In recent decades,
has grown used to short wars: Desert Storm, America , Bosnia and Iraq (if you don’t count the protracted nation building and policing after the initial combat), Afghanistan , and so forth. However, this short-war mindset has had a detrimental effect on many aspects of our military. For example, many munitions have insufficient inventory for a protracted affair, spare parts inventory and supply chains are sized for peacetime, ship design/construction/cost has become so exaggerated and complex that ships can no longer be replaced in a “quick” time frame, and R&D programs require years or decades to come to fruition, if ever, and so on. Libya
What happens if we ever get into a protracted war given that “protracted” almost certainly means heavy attrition of ships, planes, and supplies? Seriously, though, is a protracted war likely? Well, I don’t think
is going to be defeated in 90 days. In fact, there has been a great deal of discussion in professional journals of this very concept as regards a war with China . Strategies have been put forth whereby we fight a stand-off war around the periphery of contested areas, never really attempting to penetrate or deliver a decisive blow. Instead, the strategy would be to slowly strangle the enemy’s warfighting capability over time. Whether this is a viable strategy or not (ComNavOps thinks not) there is no question that attrition would be a major factor. From the Navy’s point of view this is going to lead to a steady decrease in available ships and planes with little capability to build replacements in any useful time frame. Of course, one assumes that attrition would be two-sided; China would also suffer attrition. However, unlike the U.S. Navy, China is trending towards much greater numbers of platforms than the China and has recently demonstrated markedly faster development and construction cycles. In other words, U.S. is much better positioned to win a war of attrition and that advantage is only going to grow over time. China
One of the traditional solutions to this type of scenario is to maintain a reserve fleet (Mobilization Category B) from which units could be reactivated in relatively short time periods. Additionally, reserve units could be used to take over lower intensity tasks thereby freeing up more modern and capable units for front line duty. Sounds good and obvious, right? Well, there’s a problem. We don’t have much of a reserve fleet.
It’s difficult to get accurate listings of reserve ships partly because there are many different classifications of inactive ships and administrative responsibility is shared by several different organizations with sometimes overlapping responsibilities. Ultimately, it appears that only those ships classified as Mobilization Category B (Cat B) are actually maintained in a state that would allow a reasonable opportunity for reactivation. These would be the ships that one would typically think of as reserves or “mothballed”. Unbelievably, examination of several sources indicates that the Cat B fleet consists of only 10-20 ships of which only half a dozen or so are combat ships – the remainder being amphibious or logistics. For practical purposes, the
has no reserve fleet! Unwisely, for the last several decades we’ve been scrapping, selling, or SinkEx’ing our more capable potential reserve units.

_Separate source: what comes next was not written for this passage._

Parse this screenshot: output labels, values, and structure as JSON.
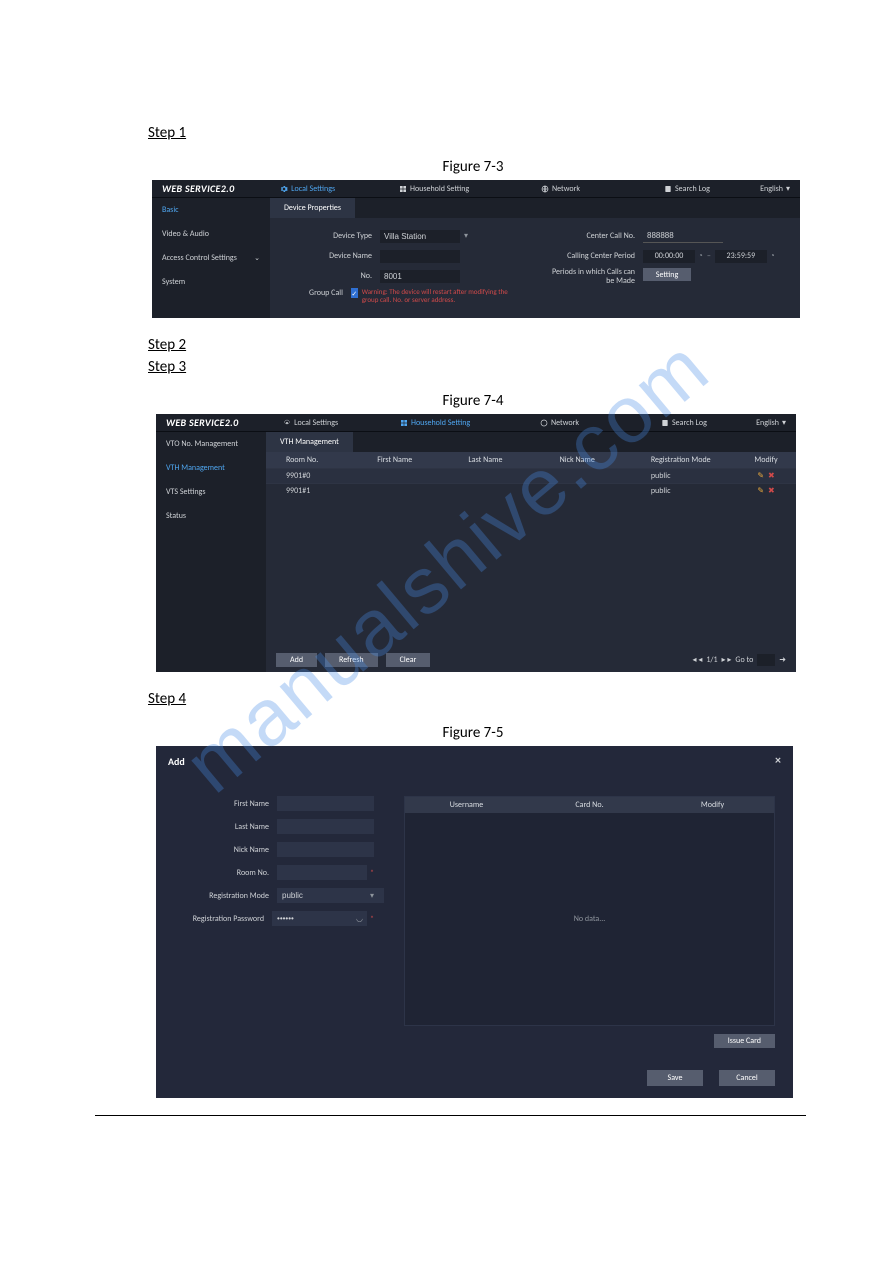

U.S.
|Reserve Fleet - No More?|
For example, the entire Spruance destroyer class was SinkEx’ed. They were the best ASW units ever built and with software systems upgrades would be more effective, even today, in the ASW role than the current Burkes. With a New Threat Upgrade (NTU) type of upgrade they would still make formidable platforms in a Chinese war especially later on when both sides had suffered attrition (in other words, our old ships would be better than their old ships).
The Perry FFG’s are being sold off to other countries as fast as we can find buyers. Perry’s would be a perfect example of filling low intensity roles that would free up more capable units.
class nuclear attack subs are being scrapped rather than placed into a reserve status. These SSNs are still superior to most or all current Chinese subs. Los Angeles
The retired Ticonderoga Aegis cruisers appear to all be slated for scrapping as opposed to reserve status. Truly baffling! Even the older, non-VLS cruisers are highly capable Aegis AAW platforms and ought to be upgradeable to VLS if it came to that.
The USS Kitty Hawk is the only non-nuclear inactive aircraft carrier being maintained in Cat B status. The Ranger,
, Forrestal, Constellation, Kennedy, and Independence are all in various stages of scrapping or donation as memorial/museum ships. The Saratoga is already slated for scrapping. Enterprise
So, if we become engaged in a protracted war of attrition, where are the replacement ships going to come from? Clearly, it won’t be from a reserve fleet. I’m assuming that the lack of a reserve fleet stems from the costs of maintenance that such a fleet entails. As we’ve discussed previously, Navy leadership is so focused on new construction that they are unwilling to allocate any funds towards reserve fleet maintenance. This is a very short-sighted policy that could prove costly down the road. In the relatively near future, the Burke class destroyers will begin to retire along with the remaining Ticonderogas and
subs. These ships, along with Los Angeles , would form the basis of a viable reserve fleet. The Navy needs to look beyond new construction and start building a reserve fleet especially given the downward trend in active ship numbers. Enterprise